The input START

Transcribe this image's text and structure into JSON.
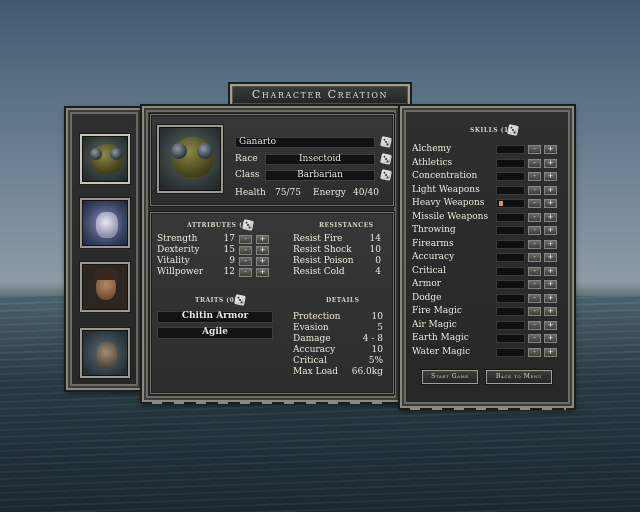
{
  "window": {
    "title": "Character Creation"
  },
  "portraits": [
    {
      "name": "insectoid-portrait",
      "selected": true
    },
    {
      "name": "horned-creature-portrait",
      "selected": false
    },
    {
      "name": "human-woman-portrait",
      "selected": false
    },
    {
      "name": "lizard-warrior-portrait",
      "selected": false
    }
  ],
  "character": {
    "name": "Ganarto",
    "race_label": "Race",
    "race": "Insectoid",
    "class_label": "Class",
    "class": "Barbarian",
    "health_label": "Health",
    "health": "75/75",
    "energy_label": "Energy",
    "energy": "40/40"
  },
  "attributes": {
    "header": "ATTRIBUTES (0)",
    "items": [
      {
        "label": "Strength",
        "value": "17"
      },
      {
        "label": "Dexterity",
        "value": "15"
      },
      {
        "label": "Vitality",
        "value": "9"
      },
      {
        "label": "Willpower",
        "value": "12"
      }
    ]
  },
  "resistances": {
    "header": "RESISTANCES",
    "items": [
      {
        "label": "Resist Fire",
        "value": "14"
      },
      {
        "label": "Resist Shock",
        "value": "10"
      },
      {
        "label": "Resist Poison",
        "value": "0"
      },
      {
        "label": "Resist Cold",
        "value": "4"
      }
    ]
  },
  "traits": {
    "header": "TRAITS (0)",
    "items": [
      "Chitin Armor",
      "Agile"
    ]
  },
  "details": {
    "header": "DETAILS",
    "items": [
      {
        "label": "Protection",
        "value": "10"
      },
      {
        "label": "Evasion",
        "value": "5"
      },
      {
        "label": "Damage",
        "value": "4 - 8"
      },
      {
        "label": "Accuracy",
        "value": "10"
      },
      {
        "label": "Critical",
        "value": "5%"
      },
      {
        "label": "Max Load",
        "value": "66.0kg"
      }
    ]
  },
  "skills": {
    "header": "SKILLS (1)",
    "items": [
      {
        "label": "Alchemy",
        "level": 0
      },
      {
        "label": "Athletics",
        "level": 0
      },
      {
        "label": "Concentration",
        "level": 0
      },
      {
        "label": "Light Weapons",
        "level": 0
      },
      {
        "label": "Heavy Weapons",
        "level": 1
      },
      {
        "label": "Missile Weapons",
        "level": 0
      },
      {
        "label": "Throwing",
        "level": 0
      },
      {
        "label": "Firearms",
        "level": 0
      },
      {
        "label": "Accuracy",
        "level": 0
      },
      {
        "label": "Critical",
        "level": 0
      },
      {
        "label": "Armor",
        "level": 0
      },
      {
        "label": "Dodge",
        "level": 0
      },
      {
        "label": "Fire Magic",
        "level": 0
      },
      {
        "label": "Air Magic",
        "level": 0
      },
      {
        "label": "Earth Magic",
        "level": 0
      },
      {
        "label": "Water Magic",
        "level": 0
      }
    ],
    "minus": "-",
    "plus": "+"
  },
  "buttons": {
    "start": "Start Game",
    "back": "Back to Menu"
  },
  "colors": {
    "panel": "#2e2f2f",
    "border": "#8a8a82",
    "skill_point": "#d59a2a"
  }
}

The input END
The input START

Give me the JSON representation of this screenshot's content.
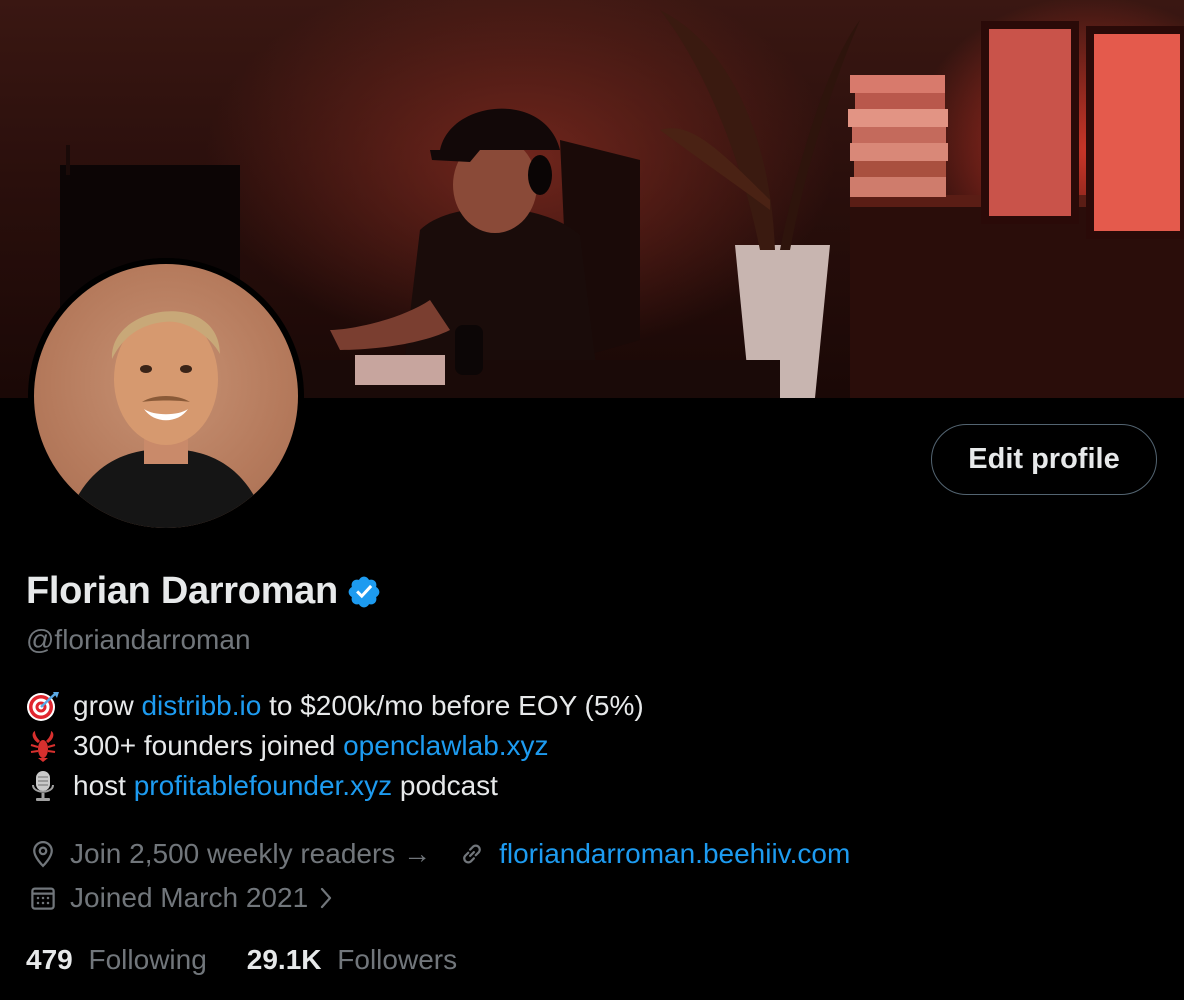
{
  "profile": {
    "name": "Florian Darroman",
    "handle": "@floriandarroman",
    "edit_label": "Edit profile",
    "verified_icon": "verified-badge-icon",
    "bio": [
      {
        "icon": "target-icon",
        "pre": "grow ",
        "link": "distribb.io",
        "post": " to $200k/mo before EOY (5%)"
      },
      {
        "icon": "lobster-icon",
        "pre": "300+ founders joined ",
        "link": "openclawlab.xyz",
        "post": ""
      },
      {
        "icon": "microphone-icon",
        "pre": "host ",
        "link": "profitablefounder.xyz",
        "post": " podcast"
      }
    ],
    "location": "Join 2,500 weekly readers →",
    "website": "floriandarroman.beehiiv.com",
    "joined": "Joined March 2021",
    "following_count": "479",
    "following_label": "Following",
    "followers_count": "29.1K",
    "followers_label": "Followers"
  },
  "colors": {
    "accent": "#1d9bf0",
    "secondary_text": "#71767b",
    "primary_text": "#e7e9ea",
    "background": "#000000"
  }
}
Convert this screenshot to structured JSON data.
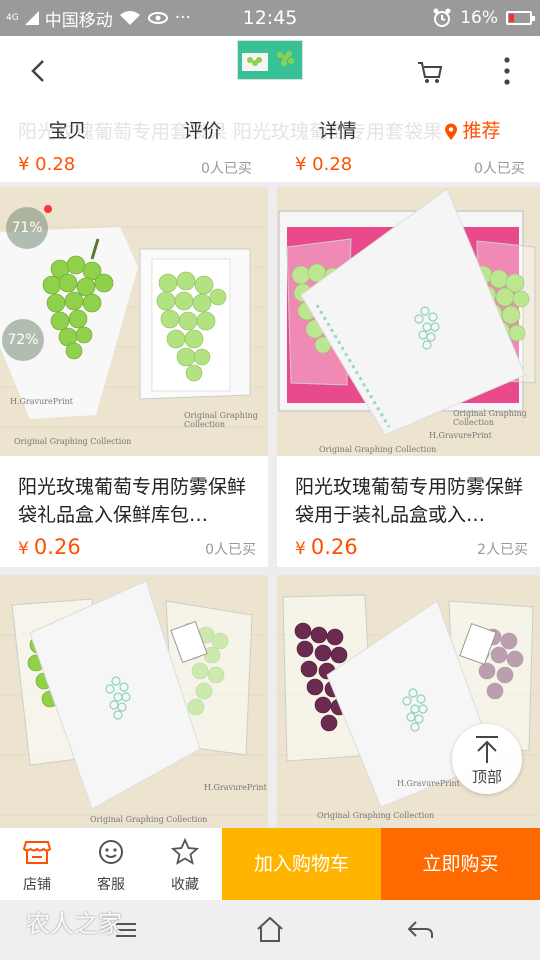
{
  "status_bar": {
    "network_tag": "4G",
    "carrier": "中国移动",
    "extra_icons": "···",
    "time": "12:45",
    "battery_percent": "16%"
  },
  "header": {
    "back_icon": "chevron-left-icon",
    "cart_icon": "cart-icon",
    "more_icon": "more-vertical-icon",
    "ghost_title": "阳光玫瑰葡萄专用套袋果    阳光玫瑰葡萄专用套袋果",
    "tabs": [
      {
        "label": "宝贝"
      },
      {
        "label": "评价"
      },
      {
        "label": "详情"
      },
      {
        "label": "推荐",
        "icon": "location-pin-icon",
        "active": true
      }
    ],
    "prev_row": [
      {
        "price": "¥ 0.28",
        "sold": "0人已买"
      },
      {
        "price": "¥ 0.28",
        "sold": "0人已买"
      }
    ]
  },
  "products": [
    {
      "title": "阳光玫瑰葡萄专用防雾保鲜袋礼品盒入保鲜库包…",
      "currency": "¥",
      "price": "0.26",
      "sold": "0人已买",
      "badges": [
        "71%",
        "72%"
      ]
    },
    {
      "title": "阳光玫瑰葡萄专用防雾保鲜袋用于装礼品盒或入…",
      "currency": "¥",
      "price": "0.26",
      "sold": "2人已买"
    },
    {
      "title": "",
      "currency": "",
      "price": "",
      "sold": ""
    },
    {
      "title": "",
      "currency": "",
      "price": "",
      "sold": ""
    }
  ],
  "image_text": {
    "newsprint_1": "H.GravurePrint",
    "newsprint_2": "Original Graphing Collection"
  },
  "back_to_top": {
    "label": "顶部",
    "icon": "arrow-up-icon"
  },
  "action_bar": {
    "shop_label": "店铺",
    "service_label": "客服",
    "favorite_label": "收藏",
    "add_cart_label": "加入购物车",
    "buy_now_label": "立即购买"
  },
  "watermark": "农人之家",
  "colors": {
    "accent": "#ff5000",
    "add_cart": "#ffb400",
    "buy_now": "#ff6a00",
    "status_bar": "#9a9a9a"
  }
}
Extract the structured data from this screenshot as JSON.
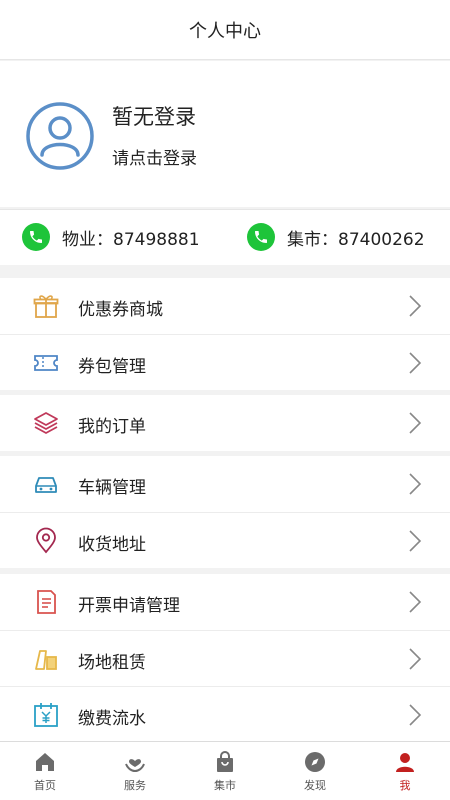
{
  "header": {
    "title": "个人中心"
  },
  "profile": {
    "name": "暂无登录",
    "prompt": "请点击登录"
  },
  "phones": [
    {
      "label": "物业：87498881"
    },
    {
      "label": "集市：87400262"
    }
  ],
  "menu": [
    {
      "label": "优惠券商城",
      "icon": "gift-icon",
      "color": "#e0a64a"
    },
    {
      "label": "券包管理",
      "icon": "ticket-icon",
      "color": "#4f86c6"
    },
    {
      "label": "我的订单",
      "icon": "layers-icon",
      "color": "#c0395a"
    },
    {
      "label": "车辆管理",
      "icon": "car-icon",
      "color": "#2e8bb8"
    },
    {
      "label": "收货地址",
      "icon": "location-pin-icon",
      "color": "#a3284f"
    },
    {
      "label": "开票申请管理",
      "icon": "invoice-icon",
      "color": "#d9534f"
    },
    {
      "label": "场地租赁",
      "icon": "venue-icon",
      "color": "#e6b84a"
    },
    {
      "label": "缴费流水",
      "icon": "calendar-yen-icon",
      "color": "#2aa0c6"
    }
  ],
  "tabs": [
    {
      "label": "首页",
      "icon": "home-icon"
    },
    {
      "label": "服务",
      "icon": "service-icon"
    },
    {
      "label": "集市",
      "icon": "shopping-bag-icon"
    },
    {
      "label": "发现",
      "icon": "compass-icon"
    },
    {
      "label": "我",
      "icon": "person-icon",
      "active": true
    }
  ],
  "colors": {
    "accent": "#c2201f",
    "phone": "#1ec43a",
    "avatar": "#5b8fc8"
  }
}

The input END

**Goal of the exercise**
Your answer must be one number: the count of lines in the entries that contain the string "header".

**Written response**
7